This is Leh and a project with Snow Leopard Conservancy brought me to this heaven on earth. No words are enough to describe the ethereal beauty of these mountains. Excerpts from my Leh Ladakh Diary; my discovery of life on the road…
3rd Dec 2015: Life on the road is always fascinating. At least from far from reality; you think it’s so cool and awesome. But when you are out on the road not sure of your next destination, not understanding the local language, you feel entirely different. You start appreciating little things in life. Like getting a warm bottle of water or getting to speak in your mother tongue. Even spotting a number plate of a car from your native place!
Suddenly, you find a new respect for people doing things differently, especially those who fight the odds to follow their passion. It’s not easy. Not at the very least. And at these moments you find that inner belief, making you tussle it out.
Here’s my toast to life on the road.
5th Dec 2015: Here in Yangthang, people eat a lot, especially if a guest arrives. As a guest, I was served with evening sweet tea, then salty butter tea, many servings. Just like the Chinese, people in Ladakh love their tea.
The moment I was finished with tea they served barley beer. I am not someone who is able to refuse, so I took a sip. Aargh! It was sharp. Immediately after the beer, I was served some kind of brown bread with soup. Just as I was about to finish up that bread aunty came up with Ladakhi roti. I would’ve cried if I weren’t a guest. Please, let me and my stomach take a rest.
Meanwhile Mr. Jigmey, owner of the house, thrilled me with his childhood stories. “I flattened a mountain to make a proper hut there.” The mountain man of Yangthang.
Suddenly came a sharp voice,” Dinner is ready.” Oh dear God!
7th Dec 2015: It’s a cloudy morning in Leh. The sun seems to be struggling to come out of the shadows of those misty clouds. A constant tussle between sun and cloud, much like the life. Everything around us seems to be inspired by life, or the opposite for that sake.
A black cow is carelessly strolling down the street. There are these dogs staring at that cow, ready to bark but didn’t or couldn’t. Strange. Two little children waiting for their school bus to come. They seem visibly outraged to have been woken up early in this freezing cold. It drops down to -20 degree Celsius at night and at -5 degree during the days.
A thunderous helicopter tears through the silent surrounding. A visible red on its tail. A tiny dot with a magnanimous sound. Much like us. We could make a dent in the universe’s scheme of things if we are daring enough to fly that high.

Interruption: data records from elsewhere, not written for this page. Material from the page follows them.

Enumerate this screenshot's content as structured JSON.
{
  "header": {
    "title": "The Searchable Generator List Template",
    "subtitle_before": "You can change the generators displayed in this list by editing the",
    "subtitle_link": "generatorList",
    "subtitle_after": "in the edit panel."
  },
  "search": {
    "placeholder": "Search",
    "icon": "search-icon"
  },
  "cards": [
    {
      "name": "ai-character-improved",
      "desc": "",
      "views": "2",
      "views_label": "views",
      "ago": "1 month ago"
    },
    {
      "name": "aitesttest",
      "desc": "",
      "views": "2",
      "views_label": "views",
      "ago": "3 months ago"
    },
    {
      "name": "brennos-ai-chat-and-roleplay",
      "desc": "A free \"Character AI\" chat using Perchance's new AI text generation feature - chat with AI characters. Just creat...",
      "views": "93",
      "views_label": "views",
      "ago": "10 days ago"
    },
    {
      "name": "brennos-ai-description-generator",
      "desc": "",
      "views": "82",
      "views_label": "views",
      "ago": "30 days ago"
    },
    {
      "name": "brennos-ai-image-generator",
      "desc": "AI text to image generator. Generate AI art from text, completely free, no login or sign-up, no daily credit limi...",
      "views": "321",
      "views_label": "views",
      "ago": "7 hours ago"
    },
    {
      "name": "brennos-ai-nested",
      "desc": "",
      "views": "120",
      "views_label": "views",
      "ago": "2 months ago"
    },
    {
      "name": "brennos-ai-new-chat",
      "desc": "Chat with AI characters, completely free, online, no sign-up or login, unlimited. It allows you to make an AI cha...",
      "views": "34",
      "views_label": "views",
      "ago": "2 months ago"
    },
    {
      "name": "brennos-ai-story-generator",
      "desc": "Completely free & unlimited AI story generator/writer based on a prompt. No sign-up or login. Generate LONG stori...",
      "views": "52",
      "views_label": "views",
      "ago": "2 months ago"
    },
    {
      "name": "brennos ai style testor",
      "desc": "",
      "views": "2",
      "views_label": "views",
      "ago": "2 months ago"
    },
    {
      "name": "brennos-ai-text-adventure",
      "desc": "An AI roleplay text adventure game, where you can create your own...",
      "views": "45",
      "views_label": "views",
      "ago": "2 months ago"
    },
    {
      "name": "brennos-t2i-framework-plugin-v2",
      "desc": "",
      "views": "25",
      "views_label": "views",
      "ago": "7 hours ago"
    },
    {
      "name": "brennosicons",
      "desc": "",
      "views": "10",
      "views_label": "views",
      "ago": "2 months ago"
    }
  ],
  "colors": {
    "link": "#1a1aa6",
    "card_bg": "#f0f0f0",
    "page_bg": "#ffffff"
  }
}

This ensconced place in the midst of these high mountains has an eerie feel to it. There seems to be very little human activity. The mornings are silent, very much unlike the start of a new life.
20th Dec 2015: “Life is simple here. We wake up, drink some butter-tea, and meet our friends. We offer breakfast and some tea, again. There is no animosity. We all share a laugh or two during lunch.

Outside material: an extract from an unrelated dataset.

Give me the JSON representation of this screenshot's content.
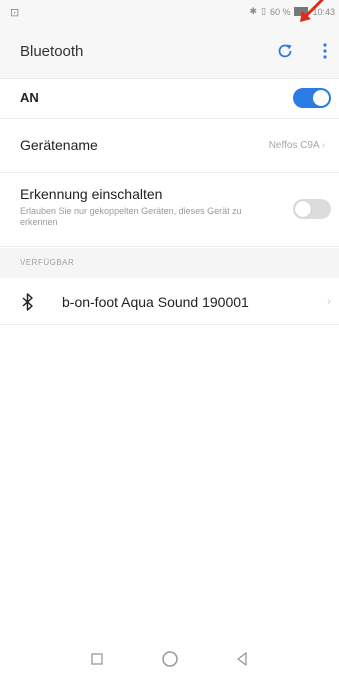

Milking cows takes most of the time in evening. We play some cards afterwards. We tease some of our friends; its good fun, no? By the time we finish with cards dinner gets ready. We eat with our cats. It’s cold out there and so, we make our cats sleep in a little blanket beside the fire.
You should stay here for sometime more. There is no mobile signal, no one will bother you. We all will take you to high mountains. There are white cats up there. They are magnificent,” this what my Ladakhi friend tells me.
Yes, ‘no mobile signal’ and no one will bother me. Until, next time then, my friend, adios!